06 August 2009

Water Wars on the Russian River

A guest post by Kevin Kanarek*

The Russian River watershed, just north of San Francisco, is surely one of the more progressive and resource-conscious areas of the country. I was staying in Guerneville on the river for a few days, about midway between Santa Rosa and the coast, and I got into a conversation with a local couple about the river and related water issues. They were in their sixties. They had lived in Guerneville over 30 years, raised their kids there and remained involved in the community.

When the topic of water use came up, the man spoke with a deep resentment. I'll paraphrase:
Santa Rosa just keeps dumping on us. Literally! This has been going on for decades. They take the water out of the river for development, always more development. The more water they use, the more waste they'll wind up flushing downstream.

Once we proposed that they put their own intake pipes downstream from their effluent, so they'd need to use the same water we do. They looked at us like we were crazy. "Why would anyone want to do that?" they asked.
I asked him if there was any solution that might work. He smiled.
Well, we had a farmer around here who once drove up to Santa Rosa City Hall and dumped a truckload of manure on the steps. I think that got their attention.
His wife added that another step, at least as effective, had been the construction of a pipeline that ships treated wastewater to the Gysers steam fields – over 10 million gallons per day – where it helps produce enough electricity to power all of San Francisco.

Since then I've been intrigued by the question of water use along the Russian River. One important pitfall which that conversation highlighted: the temptation to frame a resource crisis as a conflict between two opposing groups, in this case the city upstream and the town downstream. Here's what I've learned so far, and some big questions that remain unanswered.

Competing Interests:
  • Downstream Residents: the river provides most of their water supply; sufficient water quality and flow is also needed for tourism and recreation (swimming, canoeing, fishing) which is vital to the local economy

  • Fish: Endangered species such as the Coho and Chinook salmon need unpolluted rivers for spawning with sufficient forest cover to provide shade and erosion control along the riverbank. However, apparently they also require LOW overall flow rates on the lower river near the estuary.

  • Agriculture: Sonoma county vineyards and other agriculture use the lion's share of water. But extractive industries, including logging and gravel mining, also require water for their operations.

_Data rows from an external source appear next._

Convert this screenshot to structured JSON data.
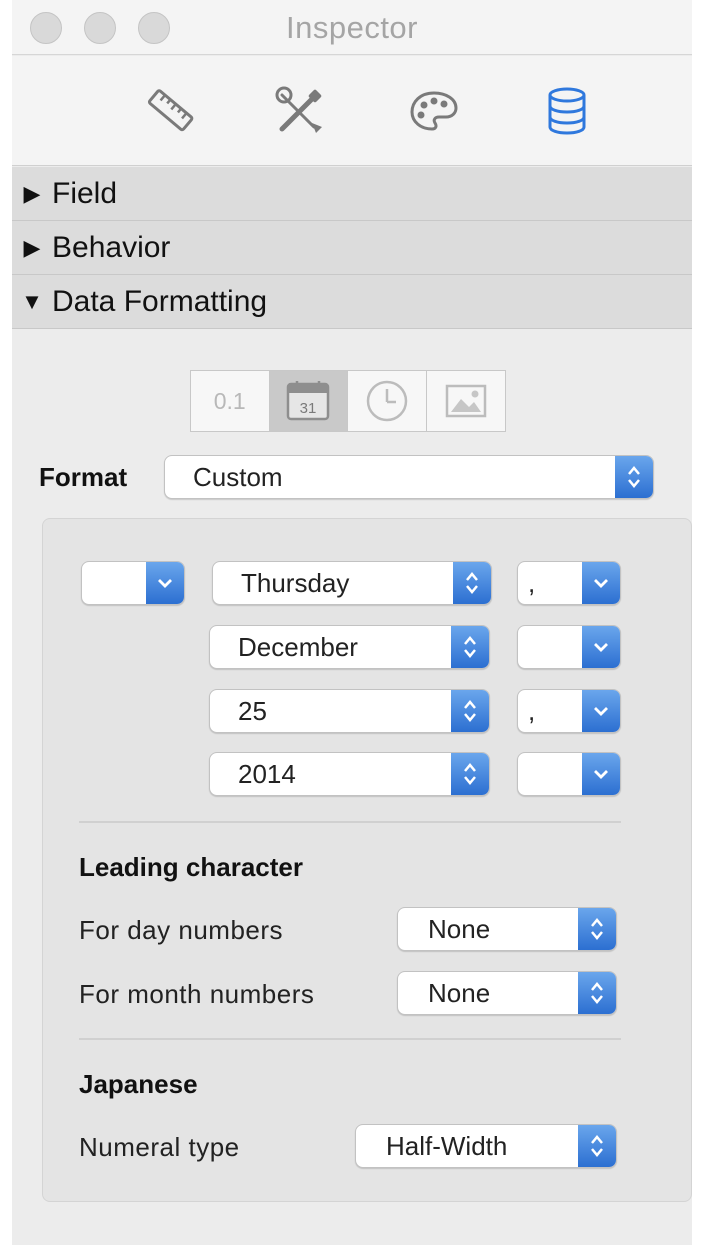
{
  "window": {
    "title": "Inspector"
  },
  "toolbar": {
    "tabs": [
      {
        "icon": "ruler-icon"
      },
      {
        "icon": "tools-icon"
      },
      {
        "icon": "palette-icon"
      },
      {
        "icon": "database-icon",
        "selected": true
      }
    ]
  },
  "sections": [
    {
      "label": "Field",
      "expanded": false
    },
    {
      "label": "Behavior",
      "expanded": false
    },
    {
      "label": "Data Formatting",
      "expanded": true
    }
  ],
  "format_type": {
    "segments": [
      {
        "label": "0.1",
        "icon": "number-icon"
      },
      {
        "icon": "calendar-icon",
        "calendar_day": "31",
        "selected": true
      },
      {
        "icon": "clock-icon"
      },
      {
        "icon": "image-icon"
      }
    ]
  },
  "format": {
    "label": "Format",
    "value": "Custom"
  },
  "date_parts": [
    {
      "prefix": "",
      "value": "Thursday",
      "separator": ","
    },
    {
      "value": "December",
      "separator": ""
    },
    {
      "value": "25",
      "separator": ","
    },
    {
      "value": "2014",
      "separator": ""
    }
  ],
  "leading_character": {
    "heading": "Leading character",
    "rows": [
      {
        "label": "For day numbers",
        "value": "None"
      },
      {
        "label": "For month numbers",
        "value": "None"
      }
    ]
  },
  "japanese": {
    "heading": "Japanese",
    "numeral_type": {
      "label": "Numeral type",
      "value": "Half-Width"
    }
  },
  "colors": {
    "accent": "#2c6fd1",
    "section_bg": "#dcdcdc",
    "window_bg": "#ececec"
  }
}
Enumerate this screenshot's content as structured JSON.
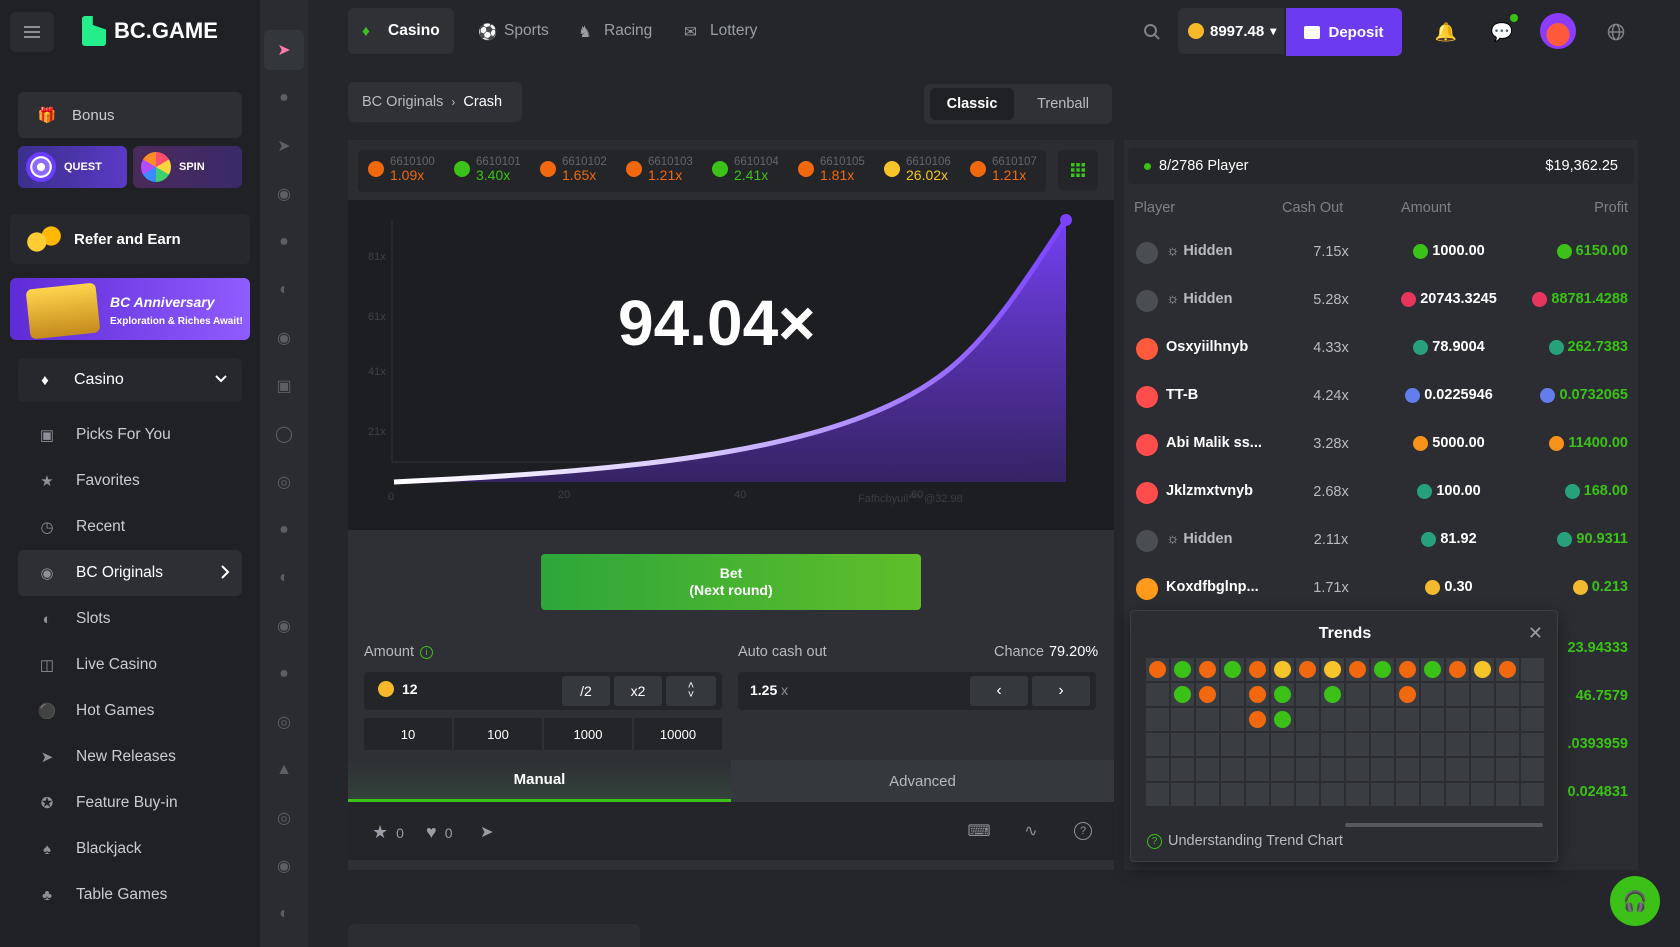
{
  "brand": {
    "name": "BC.GAME"
  },
  "sidebar": {
    "bonus_label": "Bonus",
    "quest_label": "QUEST",
    "spin_label": "SPIN",
    "refer_label": "Refer and Earn",
    "anniversary_title": "BC Anniversary",
    "anniversary_sub": "Exploration & Riches Await!",
    "casino_label": "Casino",
    "items": [
      {
        "label": "Picks For You",
        "icon": "grid-icon"
      },
      {
        "label": "Favorites",
        "icon": "star-icon"
      },
      {
        "label": "Recent",
        "icon": "clock-icon"
      },
      {
        "label": "BC Originals",
        "icon": "originals-icon"
      },
      {
        "label": "Slots",
        "icon": "slots-icon"
      },
      {
        "label": "Live Casino",
        "icon": "live-casino-icon"
      },
      {
        "label": "Hot Games",
        "icon": "fire-icon"
      },
      {
        "label": "New Releases",
        "icon": "rocket-icon"
      },
      {
        "label": "Feature Buy-in",
        "icon": "feature-star-icon"
      },
      {
        "label": "Blackjack",
        "icon": "cards-icon"
      },
      {
        "label": "Table Games",
        "icon": "table-cards-icon"
      }
    ]
  },
  "topbar": {
    "tabs": [
      {
        "label": "Casino"
      },
      {
        "label": "Sports"
      },
      {
        "label": "Racing"
      },
      {
        "label": "Lottery"
      }
    ],
    "balance": "8997.48",
    "deposit_label": "Deposit"
  },
  "breadcrumb": {
    "parent": "BC Originals",
    "current": "Crash"
  },
  "modes": {
    "classic": "Classic",
    "trenball": "Trenball"
  },
  "history": [
    {
      "id": "6610100",
      "value": "1.09x",
      "color": "#f1680f"
    },
    {
      "id": "6610101",
      "value": "3.40x",
      "color": "#3bc117"
    },
    {
      "id": "6610102",
      "value": "1.65x",
      "color": "#f1680f"
    },
    {
      "id": "6610103",
      "value": "1.21x",
      "color": "#f1680f"
    },
    {
      "id": "6610104",
      "value": "2.41x",
      "color": "#3bc117"
    },
    {
      "id": "6610105",
      "value": "1.81x",
      "color": "#f1680f"
    },
    {
      "id": "6610106",
      "value": "26.02x",
      "color": "#f7c429"
    },
    {
      "id": "6610107",
      "value": "1.21x",
      "color": "#f1680f"
    }
  ],
  "game": {
    "multiplier": "94.04×",
    "y_ticks": [
      "81x",
      "61x",
      "41x",
      "21x"
    ],
    "x_ticks": [
      "0",
      "20",
      "40",
      "60"
    ],
    "watermark": "Fafhcbyuil*** @32.98",
    "bet_label_1": "Bet",
    "bet_label_2": "(Next round)",
    "amount_label": "Amount",
    "amount_value": "12",
    "half_label": "/2",
    "double_label": "x2",
    "quick": [
      "10",
      "100",
      "1000",
      "10000"
    ],
    "autocash_label": "Auto cash out",
    "chance_label": "Chance",
    "chance_value": "79.20%",
    "autocash_value": "1.25",
    "autocash_unit": "x",
    "manual_label": "Manual",
    "advanced_label": "Advanced",
    "likes": "0",
    "favs": "0"
  },
  "panel": {
    "players": "8/2786 Player",
    "total": "$19,362.25",
    "cols": {
      "player": "Player",
      "cashout": "Cash Out",
      "amount": "Amount",
      "profit": "Profit"
    },
    "rows": [
      {
        "name": "Hidden",
        "hidden": true,
        "cash": "7.15x",
        "amount": "1000.00",
        "profit": "6150.00",
        "coin": "#3bc117",
        "av": "#4a4d52"
      },
      {
        "name": "Hidden",
        "hidden": true,
        "cash": "5.28x",
        "amount": "20743.3245",
        "profit": "88781.4288",
        "coin": "#e8355d",
        "av": "#4a4d52"
      },
      {
        "name": "Osxyiilhnyb",
        "hidden": false,
        "cash": "4.33x",
        "amount": "78.9004",
        "profit": "262.7383",
        "coin": "#26a17b",
        "av": "#ff5a3c"
      },
      {
        "name": "TT-B",
        "hidden": false,
        "cash": "4.24x",
        "amount": "0.0225946",
        "profit": "0.0732065",
        "coin": "#627eea",
        "av": "#ff4d4d"
      },
      {
        "name": "Abi Malik ss...",
        "hidden": false,
        "cash": "3.28x",
        "amount": "5000.00",
        "profit": "11400.00",
        "coin": "#f7931a",
        "av": "#ff4d4d"
      },
      {
        "name": "Jklzmxtvnyb",
        "hidden": false,
        "cash": "2.68x",
        "amount": "100.00",
        "profit": "168.00",
        "coin": "#26a17b",
        "av": "#ff4d4d"
      },
      {
        "name": "Hidden",
        "hidden": true,
        "cash": "2.11x",
        "amount": "81.92",
        "profit": "90.9311",
        "coin": "#26a17b",
        "av": "#4a4d52"
      },
      {
        "name": "Koxdfbglnp...",
        "hidden": false,
        "cash": "1.71x",
        "amount": "0.30",
        "profit": "0.213",
        "coin": "#f3ba2f",
        "av": "#ff9a1c"
      }
    ],
    "peek_profits": [
      "23.94333",
      "46.7579",
      ".0393959",
      "0.024831"
    ]
  },
  "trends": {
    "title": "Trends",
    "footer": "Understanding Trend Chart",
    "columns": [
      [
        "o"
      ],
      [
        "g",
        "g"
      ],
      [
        "o",
        "o"
      ],
      [
        "g"
      ],
      [
        "o",
        "o",
        "o"
      ],
      [
        "y",
        "g",
        "g"
      ],
      [
        "o"
      ],
      [
        "y",
        "g"
      ],
      [
        "o"
      ],
      [
        "g"
      ],
      [
        "o",
        "o"
      ],
      [
        "g"
      ],
      [
        "o"
      ],
      [
        "y"
      ],
      [
        "o"
      ],
      []
    ],
    "colors": {
      "o": "#f1680f",
      "g": "#3bc117",
      "y": "#f7c429"
    }
  }
}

  • Urban Residents and Development: Earlier this year, water contractors representing Santa Rosa water users successfully fought a proposed 30% increase in water rates. Meanwhile, the Sonoma County Water Agency continues to try to increase the amount of water it draws from the river from 76,000 to 101,000 Acre Feet/Year (over 30 billion gallons).
Of course there are many more groups and subsets of groups at work, and agencies that represent different interests and mandates. Brenda Adelman at the Russian River Watershed Protection Committee has been reporting on these issue now for some time: see www.rrwpc.org/articles.html

Hypothesis: Could pricing water use in accordance with its scarcity and high environmental impact not only curb runaway development in urban/suburban areas like Santa Rosa (by reducing the economic incentives for developers) but also reduce waste discharges downstream? Less water used equals less wastewater discharged.

Bottom Line: If Guerneville and Santa Rosa can't make peace over the Russian River, what are the chances for India and Pakistan over the Indus?
* Kevin is the Online Content & Strategy Manager for Green21, a multiplatform initiative on sustainability for public television and new media.

3 comments:

  1. here is a link to some good impartial information on the Russian River situation, contrasting it with the Santa Ana, another river with huge and conflicting demands on it:
    http://www.watereducation.org/doc.asp?id=1256

    ReplyDelete
  2. I just returned from a recent trip that CA trip to the Russian River Watershed http://tiny.cc/sjRMw and was impressed with the importance of this stream to this region: it is the lifeblood. More importantly, I was also amazed by how little water was actually flowing in the stream. If current trends (population, drought, etc.) continue, war may be an understatement.

    ReplyDelete
  3. And I wonder how many summer recreational users of the Russian river understand they are often using water imported from another watershed?

    ReplyDelete

Spammers, don't bother. I delete spam.